Task details.
Every entry is to be reproduced word for word, but the images are not.

Saved entries
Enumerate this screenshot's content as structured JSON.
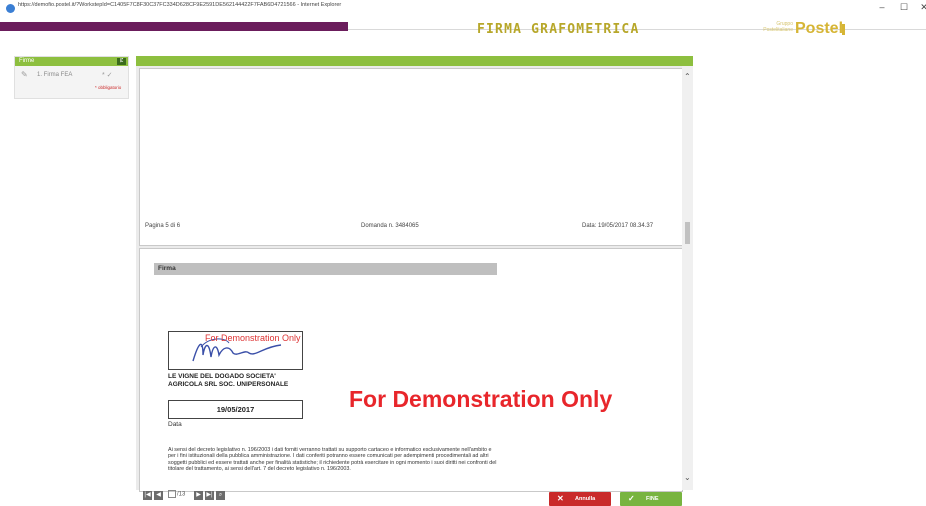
{
  "browser": {
    "url": "https://demofio.postel.it/?WorkstepId=C1405F7C8F30C37FC334D628CF9E2591DE562144422F7FAB6D4721566 - Internet Explorer",
    "minimize": "–",
    "maximize": "☐",
    "close": "✕"
  },
  "header": {
    "title": "FIRMA GRAFOMETRICA",
    "logo_small": "Gruppo Postelitaliane",
    "logo_big": "Postel"
  },
  "sidebar": {
    "title": "Firme",
    "badge": "Ȼ",
    "items": [
      {
        "label": "1. Firma FEA",
        "flags": "* ✓"
      }
    ],
    "required_note": "* obbligatorio"
  },
  "document": {
    "page_footer": {
      "page": "Pagina 5 di 6",
      "domanda": "Domanda n. 3484065",
      "data": "Data: 19/05/2017 08.34.37"
    },
    "section_title": "Firma",
    "signature_demo_text": "For Demonstration Only",
    "company_line1": "LE VIGNE DEL DOGADO SOCIETA'",
    "company_line2": "AGRICOLA SRL SOC. UNIPERSONALE",
    "date_value": "19/05/2017",
    "date_label": "Data",
    "watermark": "For Demonstration Only",
    "legal_text": "Ai sensi del decreto legislativo n. 196/2003 i dati forniti verranno trattati su supporto cartaceo e informatico esclusivamente nell'ambito e per i fini istituzionali della pubblica amministrazione. I dati conferiti potranno essere comunicati per adempimenti procedimentali ad altri soggetti pubblici ed essere trattati anche per finalità statistiche; il richiedente potrà esercitare in ogni momento i suoi diritti nei confronti del titolare del trattamento, ai sensi dell'art. 7 del decreto legislativo n. 196/2003."
  },
  "pager": {
    "first": "|◀",
    "prev": "◀",
    "page_info": "/13",
    "next": "▶",
    "last": "▶|",
    "zoom": "⌕"
  },
  "actions": {
    "cancel_label": "Annulla",
    "cancel_icon": "✕",
    "finish_label": "FINE",
    "finish_icon": "✓"
  }
}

Task solution.
Enumerate this screenshot's content as structured JSON.
{
  "browser": {
    "url": "https://demofio.postel.it/?WorkstepId=C1405F7C8F30C37FC334D628CF9E2591DE562144422F7FAB6D4721566 - Internet Explorer",
    "minimize": "–",
    "maximize": "☐",
    "close": "✕"
  },
  "header": {
    "title": "FIRMA GRAFOMETRICA",
    "logo_small": "Gruppo Postelitaliane",
    "logo_big": "Postel"
  },
  "sidebar": {
    "title": "Firme",
    "badge": "Ȼ",
    "items": [
      {
        "label": "1. Firma FEA",
        "flags": "* ✓"
      }
    ],
    "required_note": "* obbligatorio"
  },
  "document": {
    "page_footer": {
      "page": "Pagina 5 di 6",
      "domanda": "Domanda n. 3484065",
      "data": "Data: 19/05/2017 08.34.37"
    },
    "section_title": "Firma",
    "signature_demo_text": "For Demonstration Only",
    "company_line1": "LE VIGNE DEL DOGADO SOCIETA'",
    "company_line2": "AGRICOLA SRL SOC. UNIPERSONALE",
    "date_value": "19/05/2017",
    "date_label": "Data",
    "watermark": "For Demonstration Only",
    "legal_text": "Ai sensi del decreto legislativo n. 196/2003 i dati forniti verranno trattati su supporto cartaceo e informatico esclusivamente nell'ambito e per i fini istituzionali della pubblica amministrazione. I dati conferiti potranno essere comunicati per adempimenti procedimentali ad altri soggetti pubblici ed essere trattati anche per finalità statistiche; il richiedente potrà esercitare in ogni momento i suoi diritti nei confronti del titolare del trattamento, ai sensi dell'art. 7 del decreto legislativo n. 196/2003."
  },
  "pager": {
    "first": "|◀",
    "prev": "◀",
    "page_info": "/13",
    "next": "▶",
    "last": "▶|",
    "zoom": "⌕"
  },
  "actions": {
    "cancel_label": "Annulla",
    "cancel_icon": "✕",
    "finish_label": "FINE",
    "finish_icon": "✓"
  }
}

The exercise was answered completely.